Exercise aim: Gather the lines from the material that contain "timestamp".

Data to examine:
+-------+
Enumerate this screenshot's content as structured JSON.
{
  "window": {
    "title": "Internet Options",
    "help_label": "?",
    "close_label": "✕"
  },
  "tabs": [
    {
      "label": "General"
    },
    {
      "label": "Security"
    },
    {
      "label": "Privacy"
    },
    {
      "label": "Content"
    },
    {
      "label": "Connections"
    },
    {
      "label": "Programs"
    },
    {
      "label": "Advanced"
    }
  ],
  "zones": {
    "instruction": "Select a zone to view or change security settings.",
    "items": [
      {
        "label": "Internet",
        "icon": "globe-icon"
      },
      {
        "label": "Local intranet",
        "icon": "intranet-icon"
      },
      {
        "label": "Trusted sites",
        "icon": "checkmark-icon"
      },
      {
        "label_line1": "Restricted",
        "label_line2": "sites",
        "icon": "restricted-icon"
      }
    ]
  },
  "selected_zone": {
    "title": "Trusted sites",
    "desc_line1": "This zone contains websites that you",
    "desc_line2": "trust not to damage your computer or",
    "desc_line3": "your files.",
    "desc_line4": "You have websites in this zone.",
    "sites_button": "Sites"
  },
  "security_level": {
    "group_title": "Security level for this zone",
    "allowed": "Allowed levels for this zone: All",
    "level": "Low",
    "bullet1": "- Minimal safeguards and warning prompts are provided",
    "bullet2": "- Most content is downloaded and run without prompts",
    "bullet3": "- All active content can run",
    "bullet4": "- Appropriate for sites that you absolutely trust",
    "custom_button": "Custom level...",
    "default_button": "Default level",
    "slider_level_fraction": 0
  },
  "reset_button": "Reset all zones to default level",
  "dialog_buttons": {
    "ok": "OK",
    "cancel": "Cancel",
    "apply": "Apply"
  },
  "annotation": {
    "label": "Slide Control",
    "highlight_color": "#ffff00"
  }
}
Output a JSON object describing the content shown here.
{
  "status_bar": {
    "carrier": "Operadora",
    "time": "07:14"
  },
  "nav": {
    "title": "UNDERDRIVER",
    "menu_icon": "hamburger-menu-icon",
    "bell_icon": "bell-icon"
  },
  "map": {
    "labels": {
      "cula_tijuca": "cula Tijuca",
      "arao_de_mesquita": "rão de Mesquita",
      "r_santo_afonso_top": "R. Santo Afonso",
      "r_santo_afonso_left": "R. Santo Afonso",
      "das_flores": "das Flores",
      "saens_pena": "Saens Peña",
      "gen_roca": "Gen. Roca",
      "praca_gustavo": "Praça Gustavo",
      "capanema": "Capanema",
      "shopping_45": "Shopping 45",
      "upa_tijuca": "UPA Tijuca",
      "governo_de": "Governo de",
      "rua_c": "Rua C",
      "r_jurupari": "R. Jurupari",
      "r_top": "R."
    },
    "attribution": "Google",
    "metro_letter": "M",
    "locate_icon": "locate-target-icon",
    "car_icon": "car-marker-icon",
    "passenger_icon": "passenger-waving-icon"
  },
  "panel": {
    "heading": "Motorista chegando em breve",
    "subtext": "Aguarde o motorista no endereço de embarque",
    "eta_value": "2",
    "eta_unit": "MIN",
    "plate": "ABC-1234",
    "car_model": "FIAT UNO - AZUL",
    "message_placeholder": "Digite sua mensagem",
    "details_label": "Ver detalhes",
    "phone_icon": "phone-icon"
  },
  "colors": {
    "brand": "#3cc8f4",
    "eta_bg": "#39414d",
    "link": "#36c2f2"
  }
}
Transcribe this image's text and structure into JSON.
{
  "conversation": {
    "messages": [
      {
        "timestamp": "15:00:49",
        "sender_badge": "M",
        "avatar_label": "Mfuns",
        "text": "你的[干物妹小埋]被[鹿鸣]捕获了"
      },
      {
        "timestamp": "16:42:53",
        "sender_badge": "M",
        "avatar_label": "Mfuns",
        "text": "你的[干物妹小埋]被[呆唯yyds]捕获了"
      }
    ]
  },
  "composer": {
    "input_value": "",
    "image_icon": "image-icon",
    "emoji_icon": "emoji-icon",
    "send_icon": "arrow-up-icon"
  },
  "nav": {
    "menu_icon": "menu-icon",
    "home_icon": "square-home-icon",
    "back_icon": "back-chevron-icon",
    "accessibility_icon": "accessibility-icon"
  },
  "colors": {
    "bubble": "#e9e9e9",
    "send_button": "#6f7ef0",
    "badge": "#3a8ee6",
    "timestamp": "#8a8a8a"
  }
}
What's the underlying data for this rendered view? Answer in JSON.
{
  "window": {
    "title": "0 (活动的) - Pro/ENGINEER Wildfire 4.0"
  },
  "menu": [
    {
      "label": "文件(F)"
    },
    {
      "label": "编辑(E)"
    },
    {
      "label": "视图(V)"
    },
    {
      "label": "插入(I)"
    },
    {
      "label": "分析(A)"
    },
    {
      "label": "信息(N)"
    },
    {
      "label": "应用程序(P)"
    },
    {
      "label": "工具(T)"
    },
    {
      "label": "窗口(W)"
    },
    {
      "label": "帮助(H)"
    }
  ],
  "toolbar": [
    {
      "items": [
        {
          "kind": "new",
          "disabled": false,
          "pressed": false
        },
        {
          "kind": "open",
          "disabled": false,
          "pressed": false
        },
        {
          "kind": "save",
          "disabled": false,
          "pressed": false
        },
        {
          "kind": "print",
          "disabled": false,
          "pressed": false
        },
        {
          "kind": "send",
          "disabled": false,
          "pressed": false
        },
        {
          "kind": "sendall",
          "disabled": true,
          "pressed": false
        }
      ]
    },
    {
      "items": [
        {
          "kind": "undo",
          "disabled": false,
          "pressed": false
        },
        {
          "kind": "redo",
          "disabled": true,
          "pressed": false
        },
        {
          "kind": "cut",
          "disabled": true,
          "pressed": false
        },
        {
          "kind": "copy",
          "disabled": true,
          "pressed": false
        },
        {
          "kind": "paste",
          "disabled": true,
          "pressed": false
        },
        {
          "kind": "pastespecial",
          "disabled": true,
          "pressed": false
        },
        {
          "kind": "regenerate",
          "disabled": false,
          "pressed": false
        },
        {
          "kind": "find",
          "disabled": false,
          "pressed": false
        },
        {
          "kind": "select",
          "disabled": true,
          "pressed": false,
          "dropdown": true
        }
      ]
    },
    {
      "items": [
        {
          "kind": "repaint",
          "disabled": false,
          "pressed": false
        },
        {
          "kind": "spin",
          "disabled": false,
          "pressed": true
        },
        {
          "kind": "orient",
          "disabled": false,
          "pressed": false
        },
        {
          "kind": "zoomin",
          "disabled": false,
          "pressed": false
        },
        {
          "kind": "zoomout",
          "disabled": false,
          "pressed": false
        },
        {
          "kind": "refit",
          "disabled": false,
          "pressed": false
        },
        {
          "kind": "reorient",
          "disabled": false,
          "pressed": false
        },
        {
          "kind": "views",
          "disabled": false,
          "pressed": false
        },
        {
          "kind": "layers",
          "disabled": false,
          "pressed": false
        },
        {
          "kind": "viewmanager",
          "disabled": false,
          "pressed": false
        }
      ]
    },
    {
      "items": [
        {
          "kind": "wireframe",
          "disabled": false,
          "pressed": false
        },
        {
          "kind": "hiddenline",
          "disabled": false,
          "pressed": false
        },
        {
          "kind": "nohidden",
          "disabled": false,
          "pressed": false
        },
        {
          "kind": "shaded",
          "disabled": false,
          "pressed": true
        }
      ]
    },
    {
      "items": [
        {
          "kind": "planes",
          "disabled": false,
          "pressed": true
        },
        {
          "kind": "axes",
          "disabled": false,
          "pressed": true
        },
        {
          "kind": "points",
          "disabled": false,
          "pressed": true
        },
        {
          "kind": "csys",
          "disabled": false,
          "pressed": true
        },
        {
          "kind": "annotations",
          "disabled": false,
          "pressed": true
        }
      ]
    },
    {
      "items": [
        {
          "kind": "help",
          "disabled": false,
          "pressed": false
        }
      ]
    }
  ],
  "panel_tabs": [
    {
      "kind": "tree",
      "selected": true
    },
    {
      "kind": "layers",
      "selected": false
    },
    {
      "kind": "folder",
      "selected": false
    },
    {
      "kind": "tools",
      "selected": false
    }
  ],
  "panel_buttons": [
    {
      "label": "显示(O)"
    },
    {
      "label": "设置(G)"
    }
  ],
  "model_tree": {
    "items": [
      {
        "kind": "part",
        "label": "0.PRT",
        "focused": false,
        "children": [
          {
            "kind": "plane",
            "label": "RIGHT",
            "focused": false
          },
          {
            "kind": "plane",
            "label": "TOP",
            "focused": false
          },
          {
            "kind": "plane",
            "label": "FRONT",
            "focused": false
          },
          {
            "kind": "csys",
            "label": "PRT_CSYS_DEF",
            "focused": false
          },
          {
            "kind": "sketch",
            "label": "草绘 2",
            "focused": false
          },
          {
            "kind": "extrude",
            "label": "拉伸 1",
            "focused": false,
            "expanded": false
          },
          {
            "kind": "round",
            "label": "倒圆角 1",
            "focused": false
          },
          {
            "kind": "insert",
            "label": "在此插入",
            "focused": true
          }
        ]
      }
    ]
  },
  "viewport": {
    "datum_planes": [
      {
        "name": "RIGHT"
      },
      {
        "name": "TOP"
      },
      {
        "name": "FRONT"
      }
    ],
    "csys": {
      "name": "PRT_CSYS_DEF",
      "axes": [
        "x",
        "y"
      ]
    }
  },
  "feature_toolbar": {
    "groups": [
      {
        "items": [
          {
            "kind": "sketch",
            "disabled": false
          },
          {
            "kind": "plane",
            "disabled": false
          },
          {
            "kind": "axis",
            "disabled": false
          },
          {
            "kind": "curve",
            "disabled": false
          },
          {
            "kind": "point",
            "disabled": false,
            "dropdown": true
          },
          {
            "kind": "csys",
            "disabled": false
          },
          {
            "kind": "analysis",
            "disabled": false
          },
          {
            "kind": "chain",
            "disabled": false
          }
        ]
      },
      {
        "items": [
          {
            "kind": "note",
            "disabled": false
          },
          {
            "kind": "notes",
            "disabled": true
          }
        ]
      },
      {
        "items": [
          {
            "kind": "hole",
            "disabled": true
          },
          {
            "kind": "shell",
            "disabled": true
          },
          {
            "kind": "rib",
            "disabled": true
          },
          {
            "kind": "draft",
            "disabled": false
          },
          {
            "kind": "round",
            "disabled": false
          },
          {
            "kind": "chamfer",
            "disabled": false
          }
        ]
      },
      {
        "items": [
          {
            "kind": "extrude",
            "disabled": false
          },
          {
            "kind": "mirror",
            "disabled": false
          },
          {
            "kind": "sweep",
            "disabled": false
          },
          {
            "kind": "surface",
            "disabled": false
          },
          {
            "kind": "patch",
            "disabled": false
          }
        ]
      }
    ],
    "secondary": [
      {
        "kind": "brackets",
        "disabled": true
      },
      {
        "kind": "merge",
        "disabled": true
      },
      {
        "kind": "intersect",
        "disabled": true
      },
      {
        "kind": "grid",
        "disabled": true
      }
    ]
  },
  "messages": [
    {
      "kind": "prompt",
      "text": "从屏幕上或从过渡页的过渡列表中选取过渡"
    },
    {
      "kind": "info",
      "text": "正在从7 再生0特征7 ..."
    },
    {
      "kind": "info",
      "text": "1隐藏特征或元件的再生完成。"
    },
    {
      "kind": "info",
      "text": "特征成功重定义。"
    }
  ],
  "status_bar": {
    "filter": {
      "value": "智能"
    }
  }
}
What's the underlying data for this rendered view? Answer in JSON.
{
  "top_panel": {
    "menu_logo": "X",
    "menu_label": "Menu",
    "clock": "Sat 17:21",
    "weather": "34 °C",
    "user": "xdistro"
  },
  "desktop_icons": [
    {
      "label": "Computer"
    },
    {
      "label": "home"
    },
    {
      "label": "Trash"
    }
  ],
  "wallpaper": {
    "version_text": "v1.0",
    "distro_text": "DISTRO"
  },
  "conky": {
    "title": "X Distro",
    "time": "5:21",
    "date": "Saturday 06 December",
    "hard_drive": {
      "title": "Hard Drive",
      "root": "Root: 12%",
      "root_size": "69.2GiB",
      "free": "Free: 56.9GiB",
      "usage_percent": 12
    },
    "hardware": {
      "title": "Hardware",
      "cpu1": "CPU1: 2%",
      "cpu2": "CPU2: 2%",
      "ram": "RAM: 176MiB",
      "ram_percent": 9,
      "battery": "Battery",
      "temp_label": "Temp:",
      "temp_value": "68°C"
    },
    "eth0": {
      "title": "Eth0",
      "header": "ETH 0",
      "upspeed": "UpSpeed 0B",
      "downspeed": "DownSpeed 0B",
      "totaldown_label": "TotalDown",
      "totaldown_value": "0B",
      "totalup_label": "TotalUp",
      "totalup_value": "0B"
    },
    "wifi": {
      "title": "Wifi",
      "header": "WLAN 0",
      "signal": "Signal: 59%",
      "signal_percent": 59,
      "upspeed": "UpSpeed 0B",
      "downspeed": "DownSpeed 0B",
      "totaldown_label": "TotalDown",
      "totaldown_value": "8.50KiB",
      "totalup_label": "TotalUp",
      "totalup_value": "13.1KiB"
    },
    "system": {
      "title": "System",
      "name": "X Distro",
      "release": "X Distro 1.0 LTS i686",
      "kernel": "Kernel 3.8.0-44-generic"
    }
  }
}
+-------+
Written reply:
        "timestamp": "15:00:49",
        "timestamp": "16:42:53",
    "timestamp": "#8a8a8a"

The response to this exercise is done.